Fantastic History #18: Alice Payne Arrives by Kate Heartfield

Today is the book birthday of Alice Payne Arrives, which I’ve been holding onto my opinions about for a while now, except for the 5-star rating I left of it over on Goodreads. I do like Kate Heartfield’s work, and she had been a frequent contributor here at Fantastic History.

Let me just put this out there for the purists on the blog; this is not only history, okay? There is a fair amount of science fiction in the mode of time travel, so if you’re coming to this book looking solely for the ramblings and adventures of a female highway-person in 1788, you might look at the work askance. That said, Alice is an interesting character study in a woman who must carve out her destiny in a time ill-suited for her. Part Jamaican in England, gay, and seeking adventure, the life to which she has been born is not the life she wants to have, Ergo, Alice takes matters into her own hands.

Alice becomes entangled with time travelers, notably Prudence Zuniga, who is battling to save the world, over and over again. This interesting alchemy produces a novel that is part science fiction, party history, and part steampunk (if anyone really knows what that is). The novella feels dense and there are a lot of unanswered questions, but I believe the second Alice Payne novella may answer some of them.

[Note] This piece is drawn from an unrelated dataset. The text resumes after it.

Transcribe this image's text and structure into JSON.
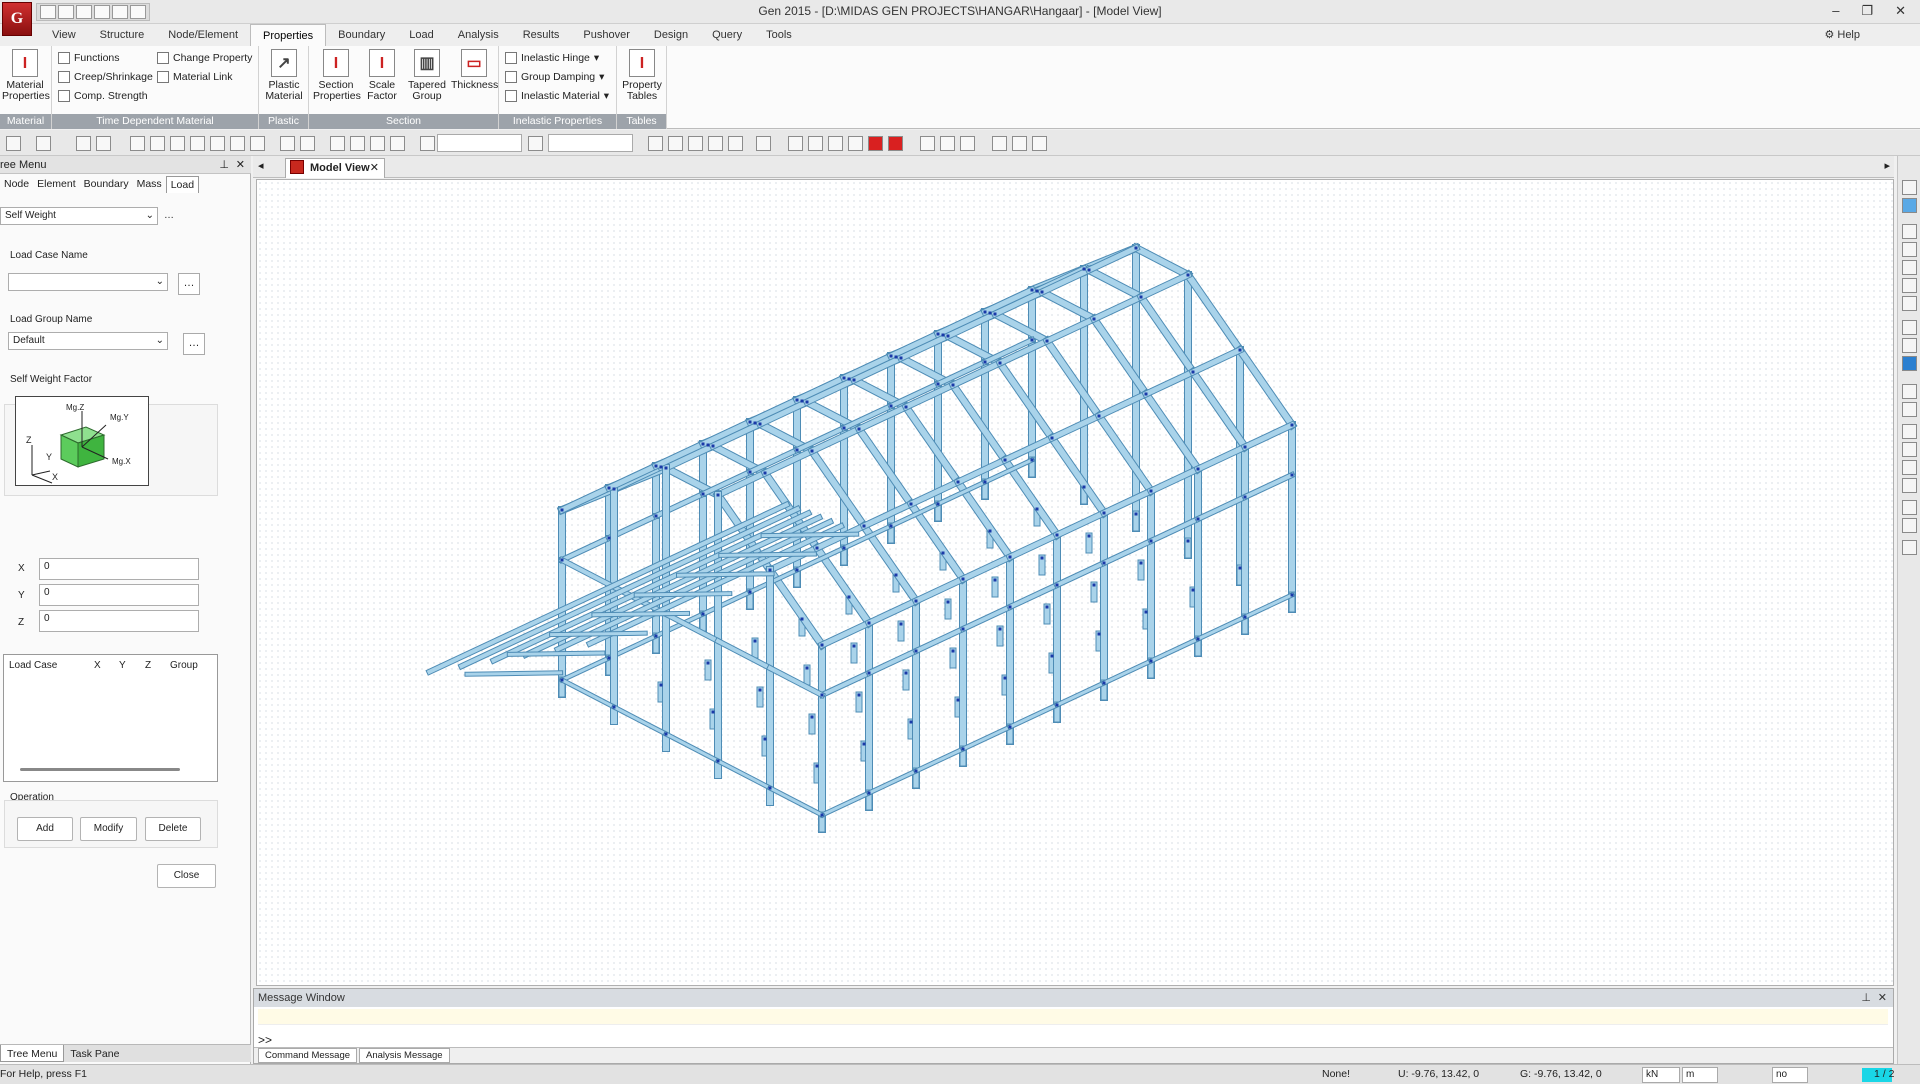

If you are looking for a book that does some interesting things with history, but stretches it out, this is a good read for you.